Pick out the lines below that contain the string "JSON" and copy them all.

*** Opening of DATA SUPPLIED ***

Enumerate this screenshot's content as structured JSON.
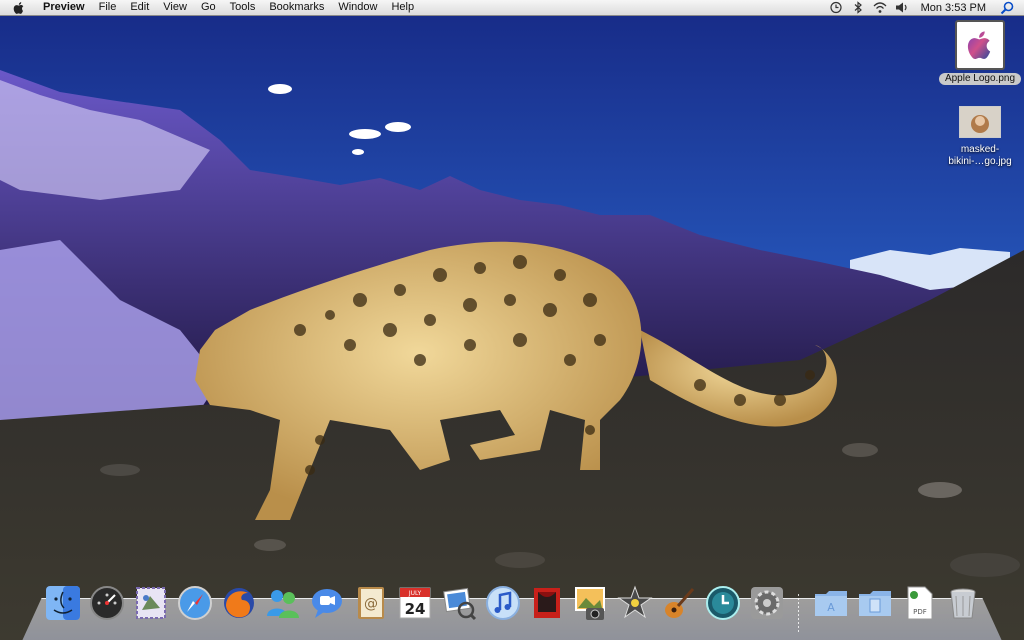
{
  "menubar": {
    "apple_icon": "apple-logo-icon",
    "app_name": "Preview",
    "menus": [
      "File",
      "Edit",
      "View",
      "Go",
      "Tools",
      "Bookmarks",
      "Window",
      "Help"
    ],
    "status_icons": [
      "time-machine-icon",
      "bluetooth-icon",
      "wifi-icon",
      "volume-icon"
    ],
    "clock": "Mon 3:53 PM",
    "spotlight_icon": "spotlight-search-icon"
  },
  "desktop": {
    "files": [
      {
        "label": "Apple Logo.png",
        "icon": "image-file-icon",
        "selected": true
      },
      {
        "label_line1": "masked-",
        "label_line2": "bikini-…go.jpg",
        "icon": "image-file-icon",
        "selected": false
      }
    ]
  },
  "dock": {
    "items": [
      {
        "name": "Finder",
        "icon": "finder-icon"
      },
      {
        "name": "Dashboard",
        "icon": "dashboard-icon"
      },
      {
        "name": "Mail",
        "icon": "mail-icon"
      },
      {
        "name": "Safari",
        "icon": "safari-compass-icon"
      },
      {
        "name": "Firefox",
        "icon": "firefox-icon"
      },
      {
        "name": "iChat",
        "icon": "people-icon"
      },
      {
        "name": "iChat",
        "icon": "speech-bubble-icon"
      },
      {
        "name": "Address Book",
        "icon": "address-book-icon"
      },
      {
        "name": "iCal",
        "icon": "calendar-icon",
        "text_month": "JULY",
        "text_day": "24"
      },
      {
        "name": "Preview",
        "icon": "preview-icon"
      },
      {
        "name": "iTunes",
        "icon": "itunes-icon"
      },
      {
        "name": "Photo Booth",
        "icon": "photo-booth-icon"
      },
      {
        "name": "iPhoto",
        "icon": "iphoto-icon"
      },
      {
        "name": "iMovie",
        "icon": "imovie-star-icon"
      },
      {
        "name": "GarageBand",
        "icon": "guitar-icon"
      },
      {
        "name": "Time Machine",
        "icon": "time-machine-icon"
      },
      {
        "name": "System Preferences",
        "icon": "system-preferences-gear-icon"
      },
      {
        "name": "Applications",
        "icon": "folder-icon"
      },
      {
        "name": "Documents",
        "icon": "folder-icon"
      },
      {
        "name": "PDF",
        "icon": "pdf-file-icon",
        "text": "PDF"
      },
      {
        "name": "Trash",
        "icon": "trash-icon"
      }
    ]
  },
  "colors": {
    "sky_top": "#1a2f8a",
    "sky_bottom": "#2e6fd6",
    "mountain": "#3a2a8a",
    "ground": "#2a2822",
    "leopard": "#d9b46a"
  }
}
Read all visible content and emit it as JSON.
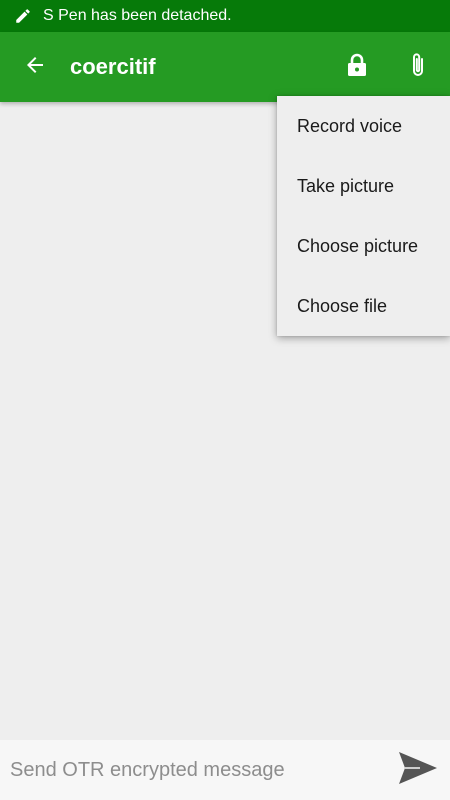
{
  "status_bar": {
    "notification_text": "S Pen has been detached.",
    "icon": "pen-icon",
    "background": "#067a09"
  },
  "app_bar": {
    "title": "coercitif",
    "back_icon": "arrow-back-icon",
    "lock_icon": "lock-icon",
    "attach_icon": "paperclip-icon",
    "background": "#259b23"
  },
  "attach_menu": {
    "items": [
      {
        "label": "Record voice"
      },
      {
        "label": "Take picture"
      },
      {
        "label": "Choose picture"
      },
      {
        "label": "Choose file"
      }
    ]
  },
  "composer": {
    "placeholder": "Send OTR encrypted message",
    "value": "",
    "send_icon": "send-icon"
  }
}
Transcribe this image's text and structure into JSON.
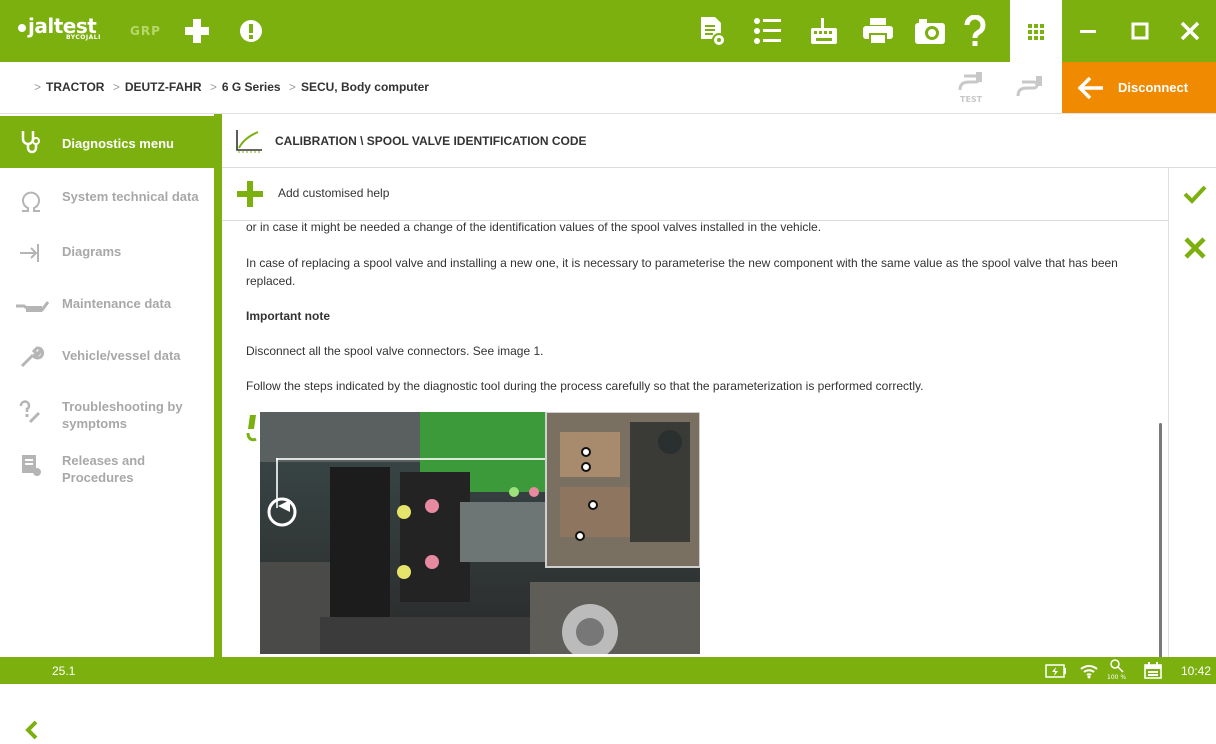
{
  "app": {
    "logo_text": "jaltest",
    "logo_sub": "BYCOJALI",
    "mode_label": "GRP"
  },
  "breadcrumb": [
    "TRACTOR",
    "DEUTZ-FAHR",
    "6 G Series",
    "SECU, Body computer"
  ],
  "connection": {
    "test_label": "TEST",
    "disconnect_label": "Disconnect"
  },
  "sidebar": {
    "items": [
      {
        "label": "Diagnostics menu",
        "icon": "stethoscope-icon",
        "active": true
      },
      {
        "label": "System technical data",
        "icon": "omega-icon",
        "active": false
      },
      {
        "label": "Diagrams",
        "icon": "diagram-arrow-icon",
        "active": false
      },
      {
        "label": "Maintenance data",
        "icon": "oil-can-icon",
        "active": false
      },
      {
        "label": "Vehicle/vessel data",
        "icon": "wrench-icon",
        "active": false
      },
      {
        "label": "Troubleshooting by symptoms",
        "icon": "question-wrench-icon",
        "active": false
      },
      {
        "label": "Releases and Procedures",
        "icon": "document-stack-icon",
        "active": false
      }
    ]
  },
  "page": {
    "title": "CALIBRATION \\ SPOOL VALVE IDENTIFICATION CODE",
    "add_help_label": "Add customised help"
  },
  "content": {
    "para_cut": "or in case it might be needed a change of the identification values of the spool valves installed in the vehicle.",
    "para_replace": "In case of replacing a spool valve and installing a new one, it is necessary to parameterise the new component with the same value as the spool valve that has been replaced.",
    "note_heading": "Important note",
    "para_disconnect": "Disconnect all the spool valve connectors. See image 1.",
    "para_steps": "Follow the steps indicated by the diagnostic tool during the process carefully so that the parameterization is performed correctly."
  },
  "status": {
    "version": "25.1",
    "zoom": "100 %",
    "time": "10:42"
  },
  "colors": {
    "brand_green": "#7cb00f",
    "disconnect_orange": "#f08a00"
  }
}
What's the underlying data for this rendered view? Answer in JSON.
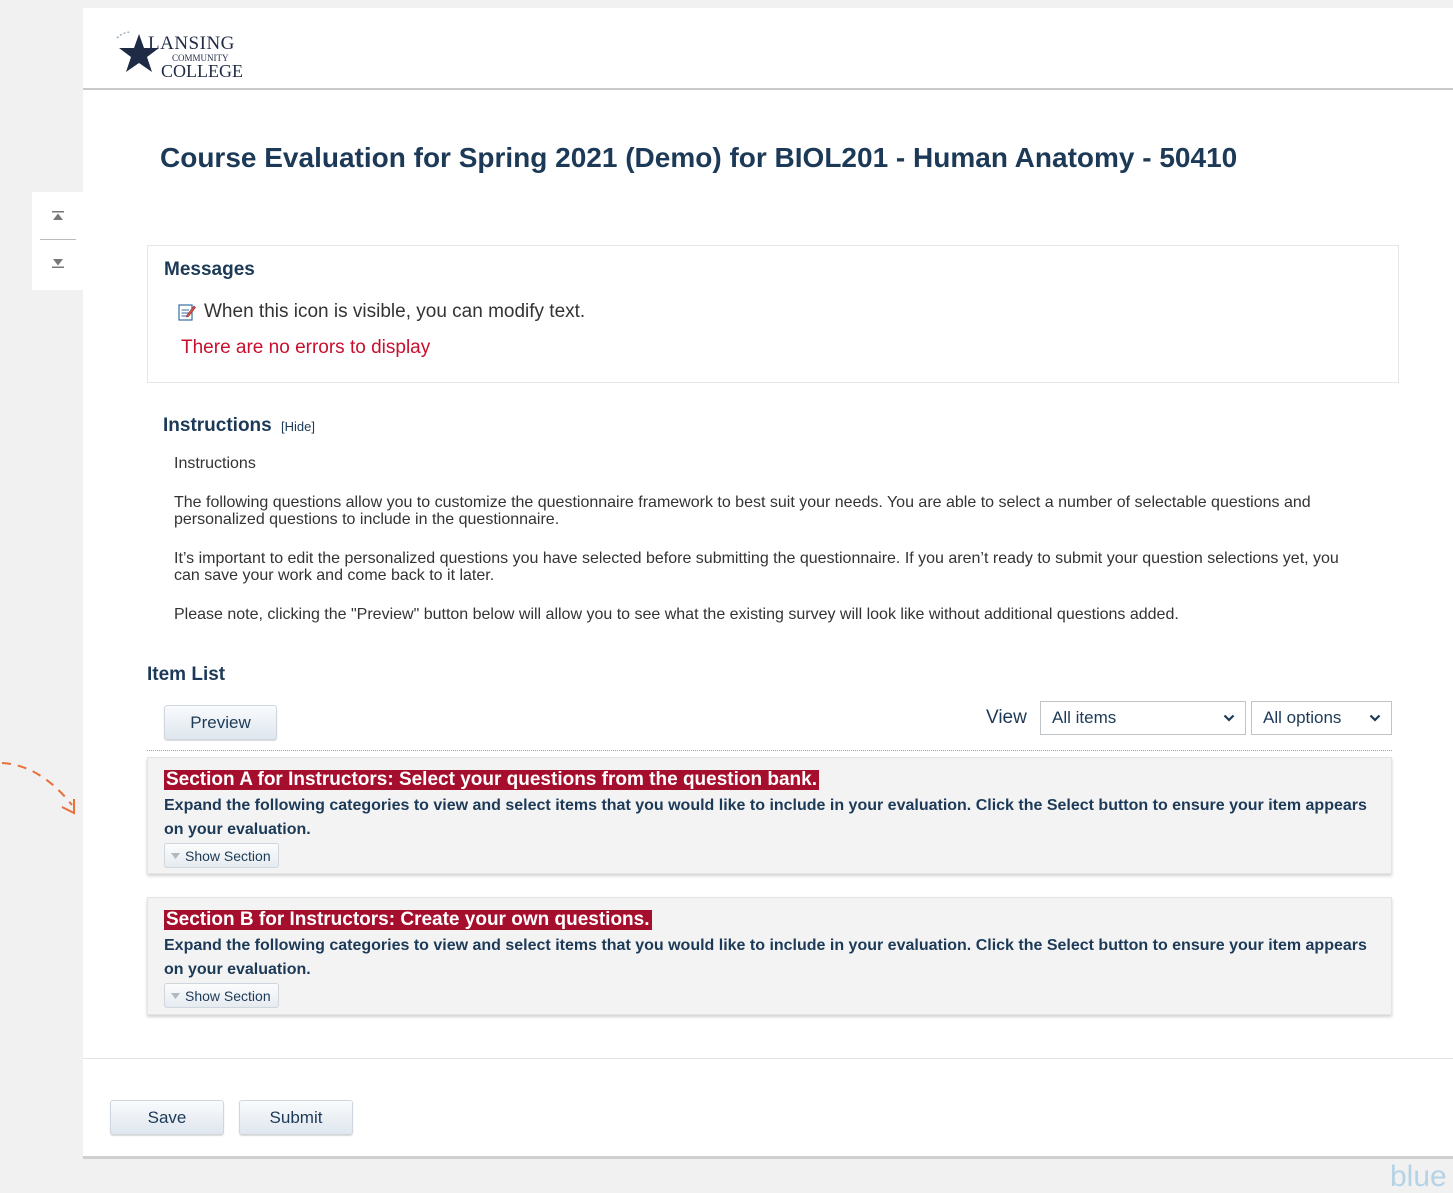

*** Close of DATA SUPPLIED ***

> THE COMPLETED TASK:
Enumerate this screenshot's content as structured JSON.
Read all visible content and emit it as JSON.
Transcribe this image's text and structure into JSON.
What's the underlying data for this rendered view? Answer in JSON.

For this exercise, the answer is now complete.